  • Limit the impact of camping and caravanning sites. Restrict the expansion and creation of sites in areas where impacts are already significant, including areas subject to notable cumulative effects. Control proposals to introduce new ‘glamping’ facilities, based on landscape and visual sensitives. Pursue appropriate mitigation measures, including seasonal limitations, landscape enhancement measures and conditions that control noise and light pollution.
  • Encourage the use of native planting in any landscape scheme associated with new development and consider removal of unsympathetic species, such as the Leylandii screening hedges that stand out in the landscape.
  • Conserve the open character of rural lanes. Remove excessive signage and seek alternatives to infrastructure associated with urban development and out of scale traffic management schemes.
  • Ensure mineral workings are mitigated as far as possible with clear aims for long term restoration.
  • Promote under grounding of small-scale powerlines in open, sensitive locations
  • Ensure that coastal and flood defences are compatible with the National Landscape’s exceptional undeveloped coastline. Require the use of materials that are complementary to the character and appearance of their environs.
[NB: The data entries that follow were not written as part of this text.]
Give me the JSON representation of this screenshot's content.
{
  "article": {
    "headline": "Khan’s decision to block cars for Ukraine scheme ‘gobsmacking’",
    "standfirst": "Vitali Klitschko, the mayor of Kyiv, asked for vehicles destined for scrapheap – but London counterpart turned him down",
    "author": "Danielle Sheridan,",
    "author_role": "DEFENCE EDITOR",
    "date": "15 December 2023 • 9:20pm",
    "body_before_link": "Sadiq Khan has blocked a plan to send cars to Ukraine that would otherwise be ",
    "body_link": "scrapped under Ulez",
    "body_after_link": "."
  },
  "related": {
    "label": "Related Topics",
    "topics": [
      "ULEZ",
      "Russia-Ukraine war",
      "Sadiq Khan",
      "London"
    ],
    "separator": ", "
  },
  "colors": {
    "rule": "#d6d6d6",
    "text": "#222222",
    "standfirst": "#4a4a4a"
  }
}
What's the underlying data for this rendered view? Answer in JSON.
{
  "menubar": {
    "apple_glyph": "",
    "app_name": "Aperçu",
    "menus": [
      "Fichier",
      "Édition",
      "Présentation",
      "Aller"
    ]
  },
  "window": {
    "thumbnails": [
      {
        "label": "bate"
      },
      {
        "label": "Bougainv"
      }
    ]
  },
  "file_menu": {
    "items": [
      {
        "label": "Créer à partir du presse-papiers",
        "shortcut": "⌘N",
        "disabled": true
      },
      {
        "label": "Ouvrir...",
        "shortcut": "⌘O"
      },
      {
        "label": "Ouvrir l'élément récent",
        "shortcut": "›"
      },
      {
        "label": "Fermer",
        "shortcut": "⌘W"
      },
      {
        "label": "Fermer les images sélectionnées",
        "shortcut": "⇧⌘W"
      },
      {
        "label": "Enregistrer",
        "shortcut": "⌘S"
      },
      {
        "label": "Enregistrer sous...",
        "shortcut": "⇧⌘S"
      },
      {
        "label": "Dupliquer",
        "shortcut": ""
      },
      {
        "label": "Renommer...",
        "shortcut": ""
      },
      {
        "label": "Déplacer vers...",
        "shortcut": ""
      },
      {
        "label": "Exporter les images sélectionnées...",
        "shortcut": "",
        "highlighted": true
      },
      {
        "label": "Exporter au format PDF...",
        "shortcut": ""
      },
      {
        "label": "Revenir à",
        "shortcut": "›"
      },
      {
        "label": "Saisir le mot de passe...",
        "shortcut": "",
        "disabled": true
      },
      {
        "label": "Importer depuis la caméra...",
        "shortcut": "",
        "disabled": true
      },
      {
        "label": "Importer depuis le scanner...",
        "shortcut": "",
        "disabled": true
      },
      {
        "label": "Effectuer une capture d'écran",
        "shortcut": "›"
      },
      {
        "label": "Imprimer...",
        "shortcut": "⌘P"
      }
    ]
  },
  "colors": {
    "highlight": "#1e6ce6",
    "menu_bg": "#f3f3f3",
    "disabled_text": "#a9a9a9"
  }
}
  • Ensure that development linked to aquaculture and fishing is compatible with the National Landscape’s exceptional undeveloped coastline. Avoid locating permanent infrastructure in sensitive areas and minimise the impact of essential infrastructure through good design.
  • Avoid unnecessary and prolonged noise and light pollution. Require good design to limit the impacts and use appropriate planning conditions to secure ongoing control.

Management guidelines

  • Pursue the removal of and improved management of conifer plantations. Avoid clear felling except for heathland restoration and otherwise encourage continuous cover and phased transition to broadleaf species. Soften edges of retained woodland blocks to follow landform.
  • Restore heathland habitats to improve extent and connectivity.
  • Protect acid grasslands from further scrub encroachment.
  • Restore mires back to functional ecosystems.
  • Maintain the balance and monitor heathland mosaics from scrub encroachment, bracken and woodland succession, particularly where these buffer existing heathlands through promoting grazing regimes. Encourage woodland thinning within and around the wooded heath habitats.
  • Conserve and enhance extensive grazing regimes.
  • Enhance the function of habitats in supporting the wider ecological network, where appropriate.
  • Protect stands of mature broadleaved woodland along roadsides and create glimpses of open heathlands through scrub clearance.
  • Soften edges of existing woodland blocks to follow landform and protection of important views.
  • Manage the impact of rising sea levels through creation of flood marsh around Arne Moors.